THE PROBLEM: Line by line, copy out the data below exactly.

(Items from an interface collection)
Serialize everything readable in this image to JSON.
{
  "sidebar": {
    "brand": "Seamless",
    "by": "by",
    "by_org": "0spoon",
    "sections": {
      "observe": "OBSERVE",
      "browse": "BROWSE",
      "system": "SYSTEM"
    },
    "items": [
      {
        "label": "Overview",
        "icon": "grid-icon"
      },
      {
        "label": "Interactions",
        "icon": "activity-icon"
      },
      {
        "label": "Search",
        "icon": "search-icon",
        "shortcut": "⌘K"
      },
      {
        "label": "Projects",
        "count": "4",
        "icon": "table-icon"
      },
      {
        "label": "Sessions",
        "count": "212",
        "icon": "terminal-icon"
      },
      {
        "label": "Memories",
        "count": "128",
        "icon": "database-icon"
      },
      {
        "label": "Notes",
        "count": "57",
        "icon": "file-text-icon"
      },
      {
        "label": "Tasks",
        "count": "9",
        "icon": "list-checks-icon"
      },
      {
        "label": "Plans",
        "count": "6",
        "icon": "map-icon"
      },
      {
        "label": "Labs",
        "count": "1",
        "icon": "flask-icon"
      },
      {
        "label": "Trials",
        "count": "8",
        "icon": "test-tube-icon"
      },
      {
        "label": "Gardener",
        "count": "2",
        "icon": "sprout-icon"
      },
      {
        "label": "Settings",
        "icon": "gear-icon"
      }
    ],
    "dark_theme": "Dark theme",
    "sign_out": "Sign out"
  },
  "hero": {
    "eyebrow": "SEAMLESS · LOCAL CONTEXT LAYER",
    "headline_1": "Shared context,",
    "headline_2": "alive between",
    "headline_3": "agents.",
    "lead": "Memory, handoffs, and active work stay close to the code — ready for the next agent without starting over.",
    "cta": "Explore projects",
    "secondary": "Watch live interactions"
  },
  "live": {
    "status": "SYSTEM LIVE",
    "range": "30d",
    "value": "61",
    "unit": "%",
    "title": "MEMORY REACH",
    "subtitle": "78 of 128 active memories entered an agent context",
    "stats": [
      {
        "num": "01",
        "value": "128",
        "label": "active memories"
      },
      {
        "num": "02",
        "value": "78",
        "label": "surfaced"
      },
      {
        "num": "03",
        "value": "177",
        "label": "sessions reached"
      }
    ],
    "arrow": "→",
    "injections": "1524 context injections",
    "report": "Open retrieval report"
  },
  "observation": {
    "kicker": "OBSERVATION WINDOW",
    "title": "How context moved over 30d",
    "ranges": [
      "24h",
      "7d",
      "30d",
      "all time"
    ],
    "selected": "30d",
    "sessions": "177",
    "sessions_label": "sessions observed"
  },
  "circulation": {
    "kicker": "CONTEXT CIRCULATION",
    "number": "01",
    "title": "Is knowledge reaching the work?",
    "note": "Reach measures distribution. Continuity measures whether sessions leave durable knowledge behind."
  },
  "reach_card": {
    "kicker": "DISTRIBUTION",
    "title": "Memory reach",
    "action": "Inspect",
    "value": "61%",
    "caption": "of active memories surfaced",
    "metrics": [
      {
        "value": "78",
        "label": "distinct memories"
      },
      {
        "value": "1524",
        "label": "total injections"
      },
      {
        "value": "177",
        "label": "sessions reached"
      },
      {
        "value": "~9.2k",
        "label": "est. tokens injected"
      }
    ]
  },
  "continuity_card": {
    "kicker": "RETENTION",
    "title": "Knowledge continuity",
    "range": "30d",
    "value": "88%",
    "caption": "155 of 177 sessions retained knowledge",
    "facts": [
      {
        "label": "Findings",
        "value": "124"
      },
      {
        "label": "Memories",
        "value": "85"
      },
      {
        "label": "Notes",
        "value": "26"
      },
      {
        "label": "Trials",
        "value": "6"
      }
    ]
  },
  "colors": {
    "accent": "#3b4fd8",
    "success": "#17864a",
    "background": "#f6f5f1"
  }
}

SOLUTION TO THE EXERCISE:
Serialize everything readable in this image to JSON.
{
  "sidebar": {
    "brand": "Seamless",
    "by": "by",
    "by_org": "0spoon",
    "sections": {
      "observe": "OBSERVE",
      "browse": "BROWSE",
      "system": "SYSTEM"
    },
    "items": [
      {
        "label": "Overview",
        "icon": "grid-icon"
      },
      {
        "label": "Interactions",
        "icon": "activity-icon"
      },
      {
        "label": "Search",
        "icon": "search-icon",
        "shortcut": "⌘K"
      },
      {
        "label": "Projects",
        "count": "4",
        "icon": "table-icon"
      },
      {
        "label": "Sessions",
        "count": "212",
        "icon": "terminal-icon"
      },
      {
        "label": "Memories",
        "count": "128",
        "icon": "database-icon"
      },
      {
        "label": "Notes",
        "count": "57",
        "icon": "file-text-icon"
      },
      {
        "label": "Tasks",
        "count": "9",
        "icon": "list-checks-icon"
      },
      {
        "label": "Plans",
        "count": "6",
        "icon": "map-icon"
      },
      {
        "label": "Labs",
        "count": "1",
        "icon": "flask-icon"
      },
      {
        "label": "Trials",
        "count": "8",
        "icon": "test-tube-icon"
      },
      {
        "label": "Gardener",
        "count": "2",
        "icon": "sprout-icon"
      },
      {
        "label": "Settings",
        "icon": "gear-icon"
      }
    ],
    "dark_theme": "Dark theme",
    "sign_out": "Sign out"
  },
  "hero": {
    "eyebrow": "SEAMLESS · LOCAL CONTEXT LAYER",
    "headline_1": "Shared context,",
    "headline_2": "alive between",
    "headline_3": "agents.",
    "lead": "Memory, handoffs, and active work stay close to the code — ready for the next agent without starting over.",
    "cta": "Explore projects",
    "secondary": "Watch live interactions"
  },
  "live": {
    "status": "SYSTEM LIVE",
    "range": "30d",
    "value": "61",
    "unit": "%",
    "title": "MEMORY REACH",
    "subtitle": "78 of 128 active memories entered an agent context",
    "stats": [
      {
        "num": "01",
        "value": "128",
        "label": "active memories"
      },
      {
        "num": "02",
        "value": "78",
        "label": "surfaced"
      },
      {
        "num": "03",
        "value": "177",
        "label": "sessions reached"
      }
    ],
    "arrow": "→",
    "injections": "1524 context injections",
    "report": "Open retrieval report"
  },
  "observation": {
    "kicker": "OBSERVATION WINDOW",
    "title": "How context moved over 30d",
    "ranges": [
      "24h",
      "7d",
      "30d",
      "all time"
    ],
    "selected": "30d",
    "sessions": "177",
    "sessions_label": "sessions observed"
  },
  "circulation": {
    "kicker": "CONTEXT CIRCULATION",
    "number": "01",
    "title": "Is knowledge reaching the work?",
    "note": "Reach measures distribution. Continuity measures whether sessions leave durable knowledge behind."
  },
  "reach_card": {
    "kicker": "DISTRIBUTION",
    "title": "Memory reach",
    "action": "Inspect",
    "value": "61%",
    "caption": "of active memories surfaced",
    "metrics": [
      {
        "value": "78",
        "label": "distinct memories"
      },
      {
        "value": "1524",
        "label": "total injections"
      },
      {
        "value": "177",
        "label": "sessions reached"
      },
      {
        "value": "~9.2k",
        "label": "est. tokens injected"
      }
    ]
  },
  "continuity_card": {
    "kicker": "RETENTION",
    "title": "Knowledge continuity",
    "range": "30d",
    "value": "88%",
    "caption": "155 of 177 sessions retained knowledge",
    "facts": [
      {
        "label": "Findings",
        "value": "124"
      },
      {
        "label": "Memories",
        "value": "85"
      },
      {
        "label": "Notes",
        "value": "26"
      },
      {
        "label": "Trials",
        "value": "6"
      }
    ]
  },
  "colors": {
    "accent": "#3b4fd8",
    "success": "#17864a",
    "background": "#f6f5f1"
  }
}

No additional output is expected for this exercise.